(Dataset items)
====================

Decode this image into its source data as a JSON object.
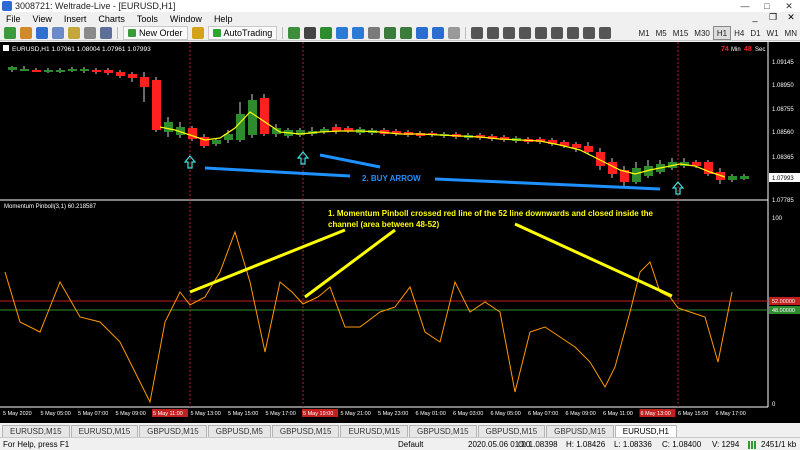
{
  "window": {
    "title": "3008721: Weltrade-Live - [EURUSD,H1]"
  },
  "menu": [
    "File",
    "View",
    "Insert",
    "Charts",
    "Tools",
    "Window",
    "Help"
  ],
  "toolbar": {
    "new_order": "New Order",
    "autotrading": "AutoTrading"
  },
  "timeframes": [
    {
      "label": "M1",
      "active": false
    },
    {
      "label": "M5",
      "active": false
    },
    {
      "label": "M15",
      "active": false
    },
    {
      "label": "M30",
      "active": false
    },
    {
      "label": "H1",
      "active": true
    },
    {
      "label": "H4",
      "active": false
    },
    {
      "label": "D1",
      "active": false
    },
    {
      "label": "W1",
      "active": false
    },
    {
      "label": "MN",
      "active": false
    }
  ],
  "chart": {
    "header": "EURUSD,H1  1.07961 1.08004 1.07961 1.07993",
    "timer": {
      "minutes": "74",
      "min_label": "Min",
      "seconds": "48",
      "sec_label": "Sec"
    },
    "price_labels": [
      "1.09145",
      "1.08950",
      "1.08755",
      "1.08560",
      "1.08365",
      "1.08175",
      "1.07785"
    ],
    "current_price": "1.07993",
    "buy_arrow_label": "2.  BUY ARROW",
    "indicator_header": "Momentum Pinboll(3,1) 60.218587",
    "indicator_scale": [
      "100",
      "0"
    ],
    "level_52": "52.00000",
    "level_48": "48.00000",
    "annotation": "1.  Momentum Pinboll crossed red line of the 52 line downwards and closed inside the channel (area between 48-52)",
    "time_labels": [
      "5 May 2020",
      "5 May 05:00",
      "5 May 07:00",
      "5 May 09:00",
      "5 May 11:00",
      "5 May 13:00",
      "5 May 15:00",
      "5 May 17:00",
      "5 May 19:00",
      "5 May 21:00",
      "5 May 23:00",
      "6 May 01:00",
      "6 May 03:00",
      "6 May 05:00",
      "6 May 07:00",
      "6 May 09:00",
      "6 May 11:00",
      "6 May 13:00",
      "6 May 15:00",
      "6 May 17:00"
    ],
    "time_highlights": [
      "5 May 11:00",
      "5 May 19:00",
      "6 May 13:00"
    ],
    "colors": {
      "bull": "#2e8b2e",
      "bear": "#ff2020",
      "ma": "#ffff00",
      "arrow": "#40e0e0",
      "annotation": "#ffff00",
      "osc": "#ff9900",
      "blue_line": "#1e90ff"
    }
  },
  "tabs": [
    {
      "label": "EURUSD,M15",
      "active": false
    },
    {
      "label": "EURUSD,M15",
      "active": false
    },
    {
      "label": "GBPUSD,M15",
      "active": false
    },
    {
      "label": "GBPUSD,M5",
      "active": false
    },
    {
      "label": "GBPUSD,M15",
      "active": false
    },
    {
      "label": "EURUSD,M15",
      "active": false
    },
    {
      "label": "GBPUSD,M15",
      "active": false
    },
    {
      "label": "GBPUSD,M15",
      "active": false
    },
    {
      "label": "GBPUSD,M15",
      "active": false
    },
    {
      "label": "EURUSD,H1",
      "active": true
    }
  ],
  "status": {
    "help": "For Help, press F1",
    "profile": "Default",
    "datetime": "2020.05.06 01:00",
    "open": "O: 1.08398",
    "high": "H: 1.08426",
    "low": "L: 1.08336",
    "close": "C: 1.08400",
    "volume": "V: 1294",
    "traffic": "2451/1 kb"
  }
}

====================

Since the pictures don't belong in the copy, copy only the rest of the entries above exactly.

## The completed task
Decode this image into its source data as a JSON object.
{
  "window": {
    "title": "3008721: Weltrade-Live - [EURUSD,H1]"
  },
  "menu": [
    "File",
    "View",
    "Insert",
    "Charts",
    "Tools",
    "Window",
    "Help"
  ],
  "toolbar": {
    "new_order": "New Order",
    "autotrading": "AutoTrading"
  },
  "timeframes": [
    {
      "label": "M1",
      "active": false
    },
    {
      "label": "M5",
      "active": false
    },
    {
      "label": "M15",
      "active": false
    },
    {
      "label": "M30",
      "active": false
    },
    {
      "label": "H1",
      "active": true
    },
    {
      "label": "H4",
      "active": false
    },
    {
      "label": "D1",
      "active": false
    },
    {
      "label": "W1",
      "active": false
    },
    {
      "label": "MN",
      "active": false
    }
  ],
  "chart": {
    "header": "EURUSD,H1  1.07961 1.08004 1.07961 1.07993",
    "timer": {
      "minutes": "74",
      "min_label": "Min",
      "seconds": "48",
      "sec_label": "Sec"
    },
    "price_labels": [
      "1.09145",
      "1.08950",
      "1.08755",
      "1.08560",
      "1.08365",
      "1.08175",
      "1.07785"
    ],
    "current_price": "1.07993",
    "buy_arrow_label": "2.  BUY ARROW",
    "indicator_header": "Momentum Pinboll(3,1) 60.218587",
    "indicator_scale": [
      "100",
      "0"
    ],
    "level_52": "52.00000",
    "level_48": "48.00000",
    "annotation": "1.  Momentum Pinboll crossed red line of the 52 line downwards and closed inside the channel (area between 48-52)",
    "time_labels": [
      "5 May 2020",
      "5 May 05:00",
      "5 May 07:00",
      "5 May 09:00",
      "5 May 11:00",
      "5 May 13:00",
      "5 May 15:00",
      "5 May 17:00",
      "5 May 19:00",
      "5 May 21:00",
      "5 May 23:00",
      "6 May 01:00",
      "6 May 03:00",
      "6 May 05:00",
      "6 May 07:00",
      "6 May 09:00",
      "6 May 11:00",
      "6 May 13:00",
      "6 May 15:00",
      "6 May 17:00"
    ],
    "time_highlights": [
      "5 May 11:00",
      "5 May 19:00",
      "6 May 13:00"
    ],
    "colors": {
      "bull": "#2e8b2e",
      "bear": "#ff2020",
      "ma": "#ffff00",
      "arrow": "#40e0e0",
      "annotation": "#ffff00",
      "osc": "#ff9900",
      "blue_line": "#1e90ff"
    }
  },
  "tabs": [
    {
      "label": "EURUSD,M15",
      "active": false
    },
    {
      "label": "EURUSD,M15",
      "active": false
    },
    {
      "label": "GBPUSD,M15",
      "active": false
    },
    {
      "label": "GBPUSD,M5",
      "active": false
    },
    {
      "label": "GBPUSD,M15",
      "active": false
    },
    {
      "label": "EURUSD,M15",
      "active": false
    },
    {
      "label": "GBPUSD,M15",
      "active": false
    },
    {
      "label": "GBPUSD,M15",
      "active": false
    },
    {
      "label": "GBPUSD,M15",
      "active": false
    },
    {
      "label": "EURUSD,H1",
      "active": true
    }
  ],
  "status": {
    "help": "For Help, press F1",
    "profile": "Default",
    "datetime": "2020.05.06 01:00",
    "open": "O: 1.08398",
    "high": "H: 1.08426",
    "low": "L: 1.08336",
    "close": "C: 1.08400",
    "volume": "V: 1294",
    "traffic": "2451/1 kb"
  }
}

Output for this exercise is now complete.